(Records to use):
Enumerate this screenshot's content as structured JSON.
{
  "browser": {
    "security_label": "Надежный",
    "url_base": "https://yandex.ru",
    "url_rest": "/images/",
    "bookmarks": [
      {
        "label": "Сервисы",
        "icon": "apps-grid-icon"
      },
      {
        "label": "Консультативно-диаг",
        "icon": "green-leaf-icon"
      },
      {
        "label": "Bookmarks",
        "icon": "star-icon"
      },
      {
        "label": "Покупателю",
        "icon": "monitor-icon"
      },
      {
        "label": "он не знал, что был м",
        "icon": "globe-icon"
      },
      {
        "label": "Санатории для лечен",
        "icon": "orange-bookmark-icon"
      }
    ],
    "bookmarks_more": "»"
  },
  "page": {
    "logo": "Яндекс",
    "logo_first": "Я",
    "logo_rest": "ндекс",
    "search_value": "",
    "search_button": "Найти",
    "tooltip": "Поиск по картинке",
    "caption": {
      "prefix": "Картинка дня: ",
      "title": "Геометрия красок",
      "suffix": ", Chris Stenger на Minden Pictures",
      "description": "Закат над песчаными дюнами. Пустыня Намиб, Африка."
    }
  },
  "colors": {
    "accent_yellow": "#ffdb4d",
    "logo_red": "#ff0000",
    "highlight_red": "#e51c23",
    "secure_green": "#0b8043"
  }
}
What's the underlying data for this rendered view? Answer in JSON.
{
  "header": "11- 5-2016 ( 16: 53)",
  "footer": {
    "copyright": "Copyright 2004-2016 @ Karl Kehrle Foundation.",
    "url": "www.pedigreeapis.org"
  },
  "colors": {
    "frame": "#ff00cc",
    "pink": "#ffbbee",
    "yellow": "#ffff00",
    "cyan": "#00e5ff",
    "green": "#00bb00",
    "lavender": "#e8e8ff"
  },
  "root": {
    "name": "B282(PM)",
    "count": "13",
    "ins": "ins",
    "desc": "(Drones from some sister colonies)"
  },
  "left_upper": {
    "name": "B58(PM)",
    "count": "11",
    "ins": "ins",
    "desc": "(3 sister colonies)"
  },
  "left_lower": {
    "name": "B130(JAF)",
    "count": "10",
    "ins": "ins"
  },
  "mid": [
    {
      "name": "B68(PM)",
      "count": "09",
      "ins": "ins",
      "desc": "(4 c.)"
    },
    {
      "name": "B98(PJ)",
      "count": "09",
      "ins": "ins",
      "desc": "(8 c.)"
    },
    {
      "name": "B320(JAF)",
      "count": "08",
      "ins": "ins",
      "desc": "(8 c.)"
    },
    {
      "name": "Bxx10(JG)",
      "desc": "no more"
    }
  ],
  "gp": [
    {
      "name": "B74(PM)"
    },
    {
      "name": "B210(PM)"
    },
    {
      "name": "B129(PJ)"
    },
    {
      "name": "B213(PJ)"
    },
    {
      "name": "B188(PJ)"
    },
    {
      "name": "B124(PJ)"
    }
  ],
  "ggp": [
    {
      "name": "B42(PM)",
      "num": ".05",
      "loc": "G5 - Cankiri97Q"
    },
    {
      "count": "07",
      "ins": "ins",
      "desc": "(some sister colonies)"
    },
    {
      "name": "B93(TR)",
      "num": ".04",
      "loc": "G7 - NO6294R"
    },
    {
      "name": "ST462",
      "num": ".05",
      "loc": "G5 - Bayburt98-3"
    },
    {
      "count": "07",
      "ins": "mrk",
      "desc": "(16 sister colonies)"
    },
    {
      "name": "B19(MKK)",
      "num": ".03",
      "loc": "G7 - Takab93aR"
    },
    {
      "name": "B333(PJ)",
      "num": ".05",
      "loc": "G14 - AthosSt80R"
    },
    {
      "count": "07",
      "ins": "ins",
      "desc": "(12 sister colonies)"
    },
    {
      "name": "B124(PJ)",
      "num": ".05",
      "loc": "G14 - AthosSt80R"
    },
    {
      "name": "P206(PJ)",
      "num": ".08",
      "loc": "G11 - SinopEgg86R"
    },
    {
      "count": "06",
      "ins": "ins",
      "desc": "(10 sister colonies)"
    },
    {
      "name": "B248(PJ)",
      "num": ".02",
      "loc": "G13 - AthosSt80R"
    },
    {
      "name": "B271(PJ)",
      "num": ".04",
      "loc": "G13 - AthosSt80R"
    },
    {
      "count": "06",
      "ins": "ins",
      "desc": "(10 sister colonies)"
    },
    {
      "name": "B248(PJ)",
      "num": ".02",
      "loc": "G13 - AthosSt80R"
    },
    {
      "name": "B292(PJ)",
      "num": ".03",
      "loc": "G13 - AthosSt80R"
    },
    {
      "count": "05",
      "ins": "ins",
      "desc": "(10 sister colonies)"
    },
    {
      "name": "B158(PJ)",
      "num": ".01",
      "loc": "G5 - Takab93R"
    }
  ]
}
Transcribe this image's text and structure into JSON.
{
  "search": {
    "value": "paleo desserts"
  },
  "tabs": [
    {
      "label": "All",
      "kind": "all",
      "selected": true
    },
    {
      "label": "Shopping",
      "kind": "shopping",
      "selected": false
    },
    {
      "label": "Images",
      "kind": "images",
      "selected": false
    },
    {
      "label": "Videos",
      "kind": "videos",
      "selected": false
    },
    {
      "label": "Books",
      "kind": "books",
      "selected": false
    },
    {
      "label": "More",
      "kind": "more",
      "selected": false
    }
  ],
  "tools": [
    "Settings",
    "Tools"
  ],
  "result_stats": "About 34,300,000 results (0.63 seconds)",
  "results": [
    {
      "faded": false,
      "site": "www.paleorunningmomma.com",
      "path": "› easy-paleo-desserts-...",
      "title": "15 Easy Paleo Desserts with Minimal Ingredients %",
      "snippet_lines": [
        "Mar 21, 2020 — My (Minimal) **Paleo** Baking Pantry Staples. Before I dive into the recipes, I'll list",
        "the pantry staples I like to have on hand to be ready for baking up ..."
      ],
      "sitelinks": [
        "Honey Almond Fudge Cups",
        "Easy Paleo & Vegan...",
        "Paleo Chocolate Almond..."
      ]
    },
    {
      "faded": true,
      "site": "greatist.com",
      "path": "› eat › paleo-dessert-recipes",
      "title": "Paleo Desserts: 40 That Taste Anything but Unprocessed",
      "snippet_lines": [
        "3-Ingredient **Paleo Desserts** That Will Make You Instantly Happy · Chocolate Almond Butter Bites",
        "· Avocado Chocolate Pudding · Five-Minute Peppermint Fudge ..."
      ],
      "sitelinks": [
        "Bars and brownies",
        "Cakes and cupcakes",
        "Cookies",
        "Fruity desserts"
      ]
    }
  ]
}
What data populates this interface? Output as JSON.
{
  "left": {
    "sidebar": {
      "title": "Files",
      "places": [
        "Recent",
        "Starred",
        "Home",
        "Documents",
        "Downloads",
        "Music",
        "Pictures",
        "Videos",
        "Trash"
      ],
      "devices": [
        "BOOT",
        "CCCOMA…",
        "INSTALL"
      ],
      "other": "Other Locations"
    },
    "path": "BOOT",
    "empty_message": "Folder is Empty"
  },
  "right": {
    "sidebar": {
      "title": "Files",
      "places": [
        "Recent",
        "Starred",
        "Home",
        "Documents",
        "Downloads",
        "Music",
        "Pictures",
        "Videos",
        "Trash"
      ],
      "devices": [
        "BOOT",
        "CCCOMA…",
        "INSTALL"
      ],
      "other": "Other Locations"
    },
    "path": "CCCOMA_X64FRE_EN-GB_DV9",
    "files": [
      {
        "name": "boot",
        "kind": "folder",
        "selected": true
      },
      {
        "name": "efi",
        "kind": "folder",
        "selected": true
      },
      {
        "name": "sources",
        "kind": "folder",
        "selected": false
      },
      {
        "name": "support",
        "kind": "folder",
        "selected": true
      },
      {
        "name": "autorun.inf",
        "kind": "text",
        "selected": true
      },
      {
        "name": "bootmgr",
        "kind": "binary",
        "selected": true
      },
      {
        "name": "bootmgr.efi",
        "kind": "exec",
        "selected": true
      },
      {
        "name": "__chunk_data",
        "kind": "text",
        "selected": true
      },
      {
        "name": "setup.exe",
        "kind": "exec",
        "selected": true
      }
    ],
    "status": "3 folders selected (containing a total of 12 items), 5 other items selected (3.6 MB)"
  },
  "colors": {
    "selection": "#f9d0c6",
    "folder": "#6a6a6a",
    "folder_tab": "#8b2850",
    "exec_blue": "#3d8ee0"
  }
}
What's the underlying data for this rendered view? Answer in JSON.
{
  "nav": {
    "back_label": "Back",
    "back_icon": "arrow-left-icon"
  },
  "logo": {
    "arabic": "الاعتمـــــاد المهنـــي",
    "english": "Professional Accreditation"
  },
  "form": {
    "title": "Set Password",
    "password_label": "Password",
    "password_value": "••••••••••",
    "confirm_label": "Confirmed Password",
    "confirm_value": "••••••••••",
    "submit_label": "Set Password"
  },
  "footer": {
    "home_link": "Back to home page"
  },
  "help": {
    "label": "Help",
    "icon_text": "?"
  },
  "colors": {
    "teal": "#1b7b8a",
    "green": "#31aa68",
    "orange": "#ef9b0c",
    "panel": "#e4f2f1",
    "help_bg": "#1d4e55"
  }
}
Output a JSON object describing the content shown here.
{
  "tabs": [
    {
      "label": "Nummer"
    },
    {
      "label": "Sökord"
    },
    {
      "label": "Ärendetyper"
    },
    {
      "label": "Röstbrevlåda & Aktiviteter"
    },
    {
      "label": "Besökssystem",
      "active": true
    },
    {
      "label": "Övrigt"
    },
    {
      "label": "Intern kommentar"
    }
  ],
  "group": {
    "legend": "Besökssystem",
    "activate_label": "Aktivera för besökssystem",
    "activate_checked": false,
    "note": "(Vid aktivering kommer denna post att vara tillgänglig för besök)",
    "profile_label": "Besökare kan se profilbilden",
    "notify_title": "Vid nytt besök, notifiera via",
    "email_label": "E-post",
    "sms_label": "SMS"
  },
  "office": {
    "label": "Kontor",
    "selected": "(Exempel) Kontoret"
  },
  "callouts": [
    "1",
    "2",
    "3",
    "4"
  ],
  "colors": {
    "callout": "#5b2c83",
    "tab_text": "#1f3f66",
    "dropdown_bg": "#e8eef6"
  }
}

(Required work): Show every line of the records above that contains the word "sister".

(Exercise answer):
    "desc": "(Drones from some sister colonies)"
    "desc": "(3 sister colonies)"
      "desc": "(some sister colonies)"
      "desc": "(16 sister colonies)"
      "desc": "(12 sister colonies)"
      "desc": "(10 sister colonies)"
      "desc": "(10 sister colonies)"
      "desc": "(10 sister colonies)"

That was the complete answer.